Items from a data source

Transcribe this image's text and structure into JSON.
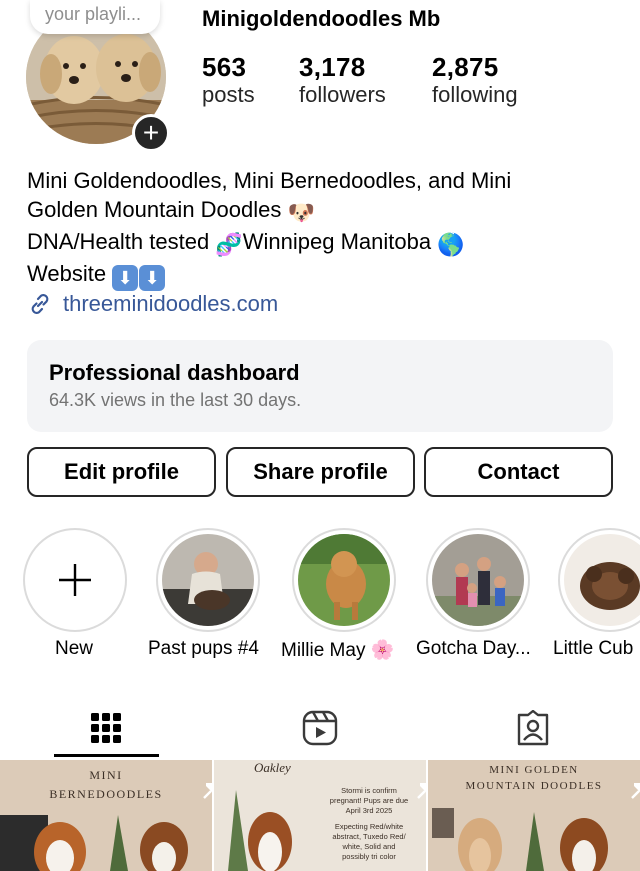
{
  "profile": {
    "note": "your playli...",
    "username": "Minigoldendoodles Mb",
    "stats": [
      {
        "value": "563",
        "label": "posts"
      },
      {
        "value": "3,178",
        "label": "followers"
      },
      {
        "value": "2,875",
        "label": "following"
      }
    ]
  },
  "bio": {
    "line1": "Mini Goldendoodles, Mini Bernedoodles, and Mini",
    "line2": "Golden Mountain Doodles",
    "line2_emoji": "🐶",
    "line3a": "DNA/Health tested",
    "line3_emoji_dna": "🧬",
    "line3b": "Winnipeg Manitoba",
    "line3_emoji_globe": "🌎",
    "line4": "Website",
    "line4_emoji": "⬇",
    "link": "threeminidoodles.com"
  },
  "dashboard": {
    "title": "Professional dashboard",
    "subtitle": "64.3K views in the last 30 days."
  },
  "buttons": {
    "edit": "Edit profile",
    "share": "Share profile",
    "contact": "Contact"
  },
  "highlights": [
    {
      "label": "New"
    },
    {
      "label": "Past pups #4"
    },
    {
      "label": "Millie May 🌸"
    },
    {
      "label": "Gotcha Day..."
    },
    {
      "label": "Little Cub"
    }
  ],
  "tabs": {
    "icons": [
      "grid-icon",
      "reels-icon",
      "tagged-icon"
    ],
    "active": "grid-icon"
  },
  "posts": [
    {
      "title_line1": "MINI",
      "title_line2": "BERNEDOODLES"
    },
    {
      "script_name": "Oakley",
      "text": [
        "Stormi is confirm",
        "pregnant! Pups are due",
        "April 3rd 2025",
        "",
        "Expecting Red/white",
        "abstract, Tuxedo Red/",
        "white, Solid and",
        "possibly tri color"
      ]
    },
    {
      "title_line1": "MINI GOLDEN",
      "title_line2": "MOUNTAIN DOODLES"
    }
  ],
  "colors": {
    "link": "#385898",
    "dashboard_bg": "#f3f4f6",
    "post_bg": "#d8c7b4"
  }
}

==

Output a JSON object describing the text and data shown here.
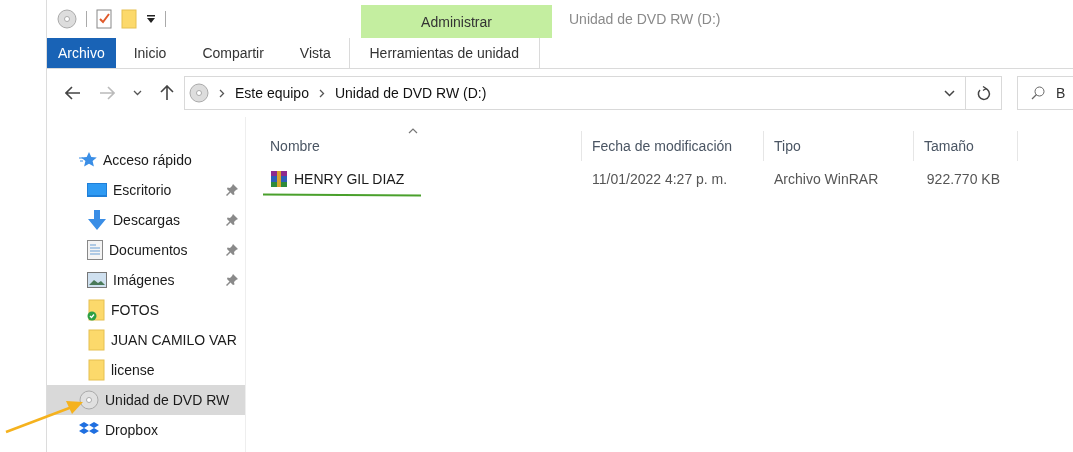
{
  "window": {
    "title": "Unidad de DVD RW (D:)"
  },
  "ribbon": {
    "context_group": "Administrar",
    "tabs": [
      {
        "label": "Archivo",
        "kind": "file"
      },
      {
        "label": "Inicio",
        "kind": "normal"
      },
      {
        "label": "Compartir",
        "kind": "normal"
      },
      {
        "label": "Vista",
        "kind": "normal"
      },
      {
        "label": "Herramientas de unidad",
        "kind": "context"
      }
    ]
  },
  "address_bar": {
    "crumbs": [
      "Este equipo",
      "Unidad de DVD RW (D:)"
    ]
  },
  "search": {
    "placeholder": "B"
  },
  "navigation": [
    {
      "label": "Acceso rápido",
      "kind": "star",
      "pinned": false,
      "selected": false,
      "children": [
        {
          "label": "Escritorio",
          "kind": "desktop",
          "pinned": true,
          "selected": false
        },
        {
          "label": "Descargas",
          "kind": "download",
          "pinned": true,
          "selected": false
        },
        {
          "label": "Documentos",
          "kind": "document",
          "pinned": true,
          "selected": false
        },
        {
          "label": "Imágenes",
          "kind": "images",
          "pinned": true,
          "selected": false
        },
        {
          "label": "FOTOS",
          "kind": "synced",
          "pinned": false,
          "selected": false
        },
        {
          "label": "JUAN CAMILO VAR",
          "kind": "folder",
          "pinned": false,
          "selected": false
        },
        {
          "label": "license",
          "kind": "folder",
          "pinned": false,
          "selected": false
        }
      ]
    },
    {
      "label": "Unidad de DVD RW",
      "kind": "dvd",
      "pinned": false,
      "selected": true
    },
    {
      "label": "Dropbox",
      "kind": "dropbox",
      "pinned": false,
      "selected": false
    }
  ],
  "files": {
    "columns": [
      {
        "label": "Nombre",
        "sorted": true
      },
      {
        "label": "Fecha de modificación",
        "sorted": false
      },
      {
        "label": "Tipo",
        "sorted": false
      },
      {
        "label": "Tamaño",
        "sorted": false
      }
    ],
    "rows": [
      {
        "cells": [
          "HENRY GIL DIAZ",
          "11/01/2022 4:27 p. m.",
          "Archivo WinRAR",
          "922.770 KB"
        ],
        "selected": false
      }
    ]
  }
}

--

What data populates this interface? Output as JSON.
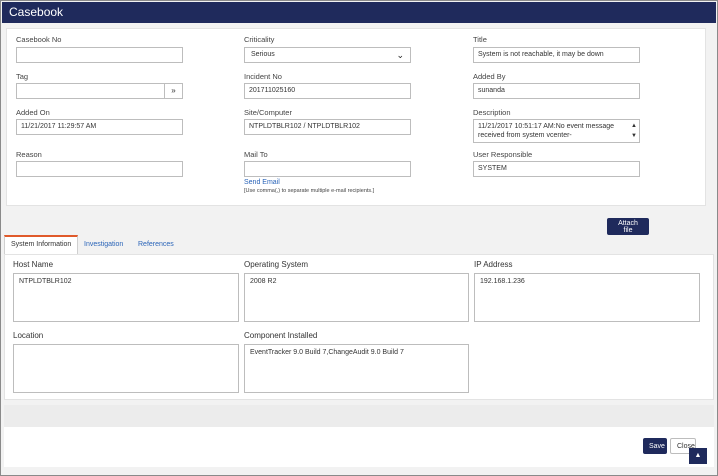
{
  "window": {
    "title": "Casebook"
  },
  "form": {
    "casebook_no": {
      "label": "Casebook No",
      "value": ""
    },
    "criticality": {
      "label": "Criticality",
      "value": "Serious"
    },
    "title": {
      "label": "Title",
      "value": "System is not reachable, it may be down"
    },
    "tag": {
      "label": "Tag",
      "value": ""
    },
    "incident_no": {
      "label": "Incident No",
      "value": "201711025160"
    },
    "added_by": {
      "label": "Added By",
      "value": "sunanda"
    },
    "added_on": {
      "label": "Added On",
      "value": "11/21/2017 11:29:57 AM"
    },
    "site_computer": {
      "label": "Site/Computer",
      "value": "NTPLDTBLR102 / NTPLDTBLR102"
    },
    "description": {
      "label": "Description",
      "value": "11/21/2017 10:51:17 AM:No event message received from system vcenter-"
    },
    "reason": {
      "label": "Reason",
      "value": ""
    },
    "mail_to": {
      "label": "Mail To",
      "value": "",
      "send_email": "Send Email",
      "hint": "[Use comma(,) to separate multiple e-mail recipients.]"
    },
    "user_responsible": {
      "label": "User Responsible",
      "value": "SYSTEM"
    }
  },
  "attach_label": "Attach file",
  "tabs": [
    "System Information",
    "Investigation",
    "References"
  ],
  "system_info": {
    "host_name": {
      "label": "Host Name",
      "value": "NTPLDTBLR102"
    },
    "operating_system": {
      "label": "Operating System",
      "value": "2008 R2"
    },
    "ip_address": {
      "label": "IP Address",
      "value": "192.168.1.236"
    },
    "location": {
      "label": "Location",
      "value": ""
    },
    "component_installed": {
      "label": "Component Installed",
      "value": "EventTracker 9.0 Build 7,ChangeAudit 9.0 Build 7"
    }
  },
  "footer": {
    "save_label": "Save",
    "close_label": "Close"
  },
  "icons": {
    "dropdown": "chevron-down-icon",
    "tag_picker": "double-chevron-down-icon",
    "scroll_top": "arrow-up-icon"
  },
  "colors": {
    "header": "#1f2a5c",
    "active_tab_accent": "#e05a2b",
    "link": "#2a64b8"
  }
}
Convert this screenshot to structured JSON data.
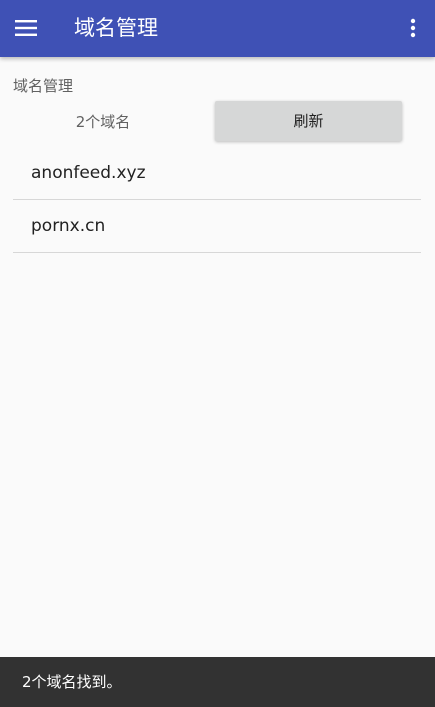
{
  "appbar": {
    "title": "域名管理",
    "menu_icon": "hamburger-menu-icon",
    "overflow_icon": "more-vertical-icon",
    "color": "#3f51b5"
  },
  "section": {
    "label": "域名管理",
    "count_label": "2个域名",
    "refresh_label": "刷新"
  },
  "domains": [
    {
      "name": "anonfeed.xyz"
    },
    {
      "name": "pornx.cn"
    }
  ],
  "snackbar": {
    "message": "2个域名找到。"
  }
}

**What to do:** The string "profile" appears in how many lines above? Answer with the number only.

**Answer:** 3